“The building trades council has not and will not oppose this project,” said Mike Sabitoni, the president of the council. “Whether it is this or any other project, changing the rules mid-stream is not only unfair, but creates an unstable atmosphere that undermines all of the existing positive economic development policies created by the state and the city.”
But Sabitoni said the unions support ordinances that would strengthen the requirements for the tax treaties in the future.
Councilwoman Mary Kay Harris, who was once the pivotal swing vote in a veto override for another development — the Fane Tower — said she was voting in favor of the TSA because of a requirement that 10% of the hotel’s property taxes be deposited into the city’s Affordable Housing Trust Fund.
“I came in here absolutely against TSAs,” Harris said. “Absolutely against them.” But, she said, “By adding this funding source for affordable housing, it begins to chip away at the hard work that we must accomplish to make equity a reality.”
Protesters in the gallery shouted “flip flop” as she explained her vote.
The vote represented a split among council leadership.

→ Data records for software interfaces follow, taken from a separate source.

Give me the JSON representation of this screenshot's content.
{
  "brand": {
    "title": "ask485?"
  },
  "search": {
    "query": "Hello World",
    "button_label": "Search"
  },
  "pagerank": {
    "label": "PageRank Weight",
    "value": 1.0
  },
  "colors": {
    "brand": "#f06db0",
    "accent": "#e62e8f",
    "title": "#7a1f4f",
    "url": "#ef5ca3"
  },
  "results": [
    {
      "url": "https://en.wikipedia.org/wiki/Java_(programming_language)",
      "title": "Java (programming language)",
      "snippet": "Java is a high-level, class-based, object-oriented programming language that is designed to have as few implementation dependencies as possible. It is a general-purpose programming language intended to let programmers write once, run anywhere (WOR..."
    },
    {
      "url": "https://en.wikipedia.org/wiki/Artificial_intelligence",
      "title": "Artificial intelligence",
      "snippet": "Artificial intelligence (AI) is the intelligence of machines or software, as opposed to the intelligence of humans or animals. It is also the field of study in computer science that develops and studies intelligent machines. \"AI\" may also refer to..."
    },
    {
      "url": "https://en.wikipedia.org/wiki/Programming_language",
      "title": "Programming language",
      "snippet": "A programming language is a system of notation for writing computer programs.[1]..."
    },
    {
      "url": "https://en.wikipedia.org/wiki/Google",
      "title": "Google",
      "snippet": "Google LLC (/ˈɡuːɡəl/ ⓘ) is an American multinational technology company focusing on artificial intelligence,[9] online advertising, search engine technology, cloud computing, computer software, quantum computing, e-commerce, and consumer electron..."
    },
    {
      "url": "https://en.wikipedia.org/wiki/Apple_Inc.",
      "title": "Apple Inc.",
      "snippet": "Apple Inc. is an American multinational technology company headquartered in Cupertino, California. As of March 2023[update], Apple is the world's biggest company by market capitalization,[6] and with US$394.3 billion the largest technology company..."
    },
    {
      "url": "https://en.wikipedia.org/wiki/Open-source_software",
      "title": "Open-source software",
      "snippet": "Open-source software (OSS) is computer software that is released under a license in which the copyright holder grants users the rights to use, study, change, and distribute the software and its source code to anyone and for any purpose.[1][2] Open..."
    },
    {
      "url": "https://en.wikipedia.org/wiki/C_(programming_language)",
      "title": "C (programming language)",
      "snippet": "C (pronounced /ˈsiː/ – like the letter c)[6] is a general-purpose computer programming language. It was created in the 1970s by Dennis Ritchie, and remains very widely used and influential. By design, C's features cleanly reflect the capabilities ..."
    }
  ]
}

Voting in favor were Council President Sabina Matos and Councilors Helen Anthony, Michael Correia, Mary Kay Harris, John Igliozzi, Nirva LaFortune, Nicholas Narducci and Seth Yurdin.
In opposition were Majority Leader Jo-Ann Ryan and Councilors Carmen Castillo, Pedro Espinal, Kat Kerwin, Rachel Miller and James Taylor.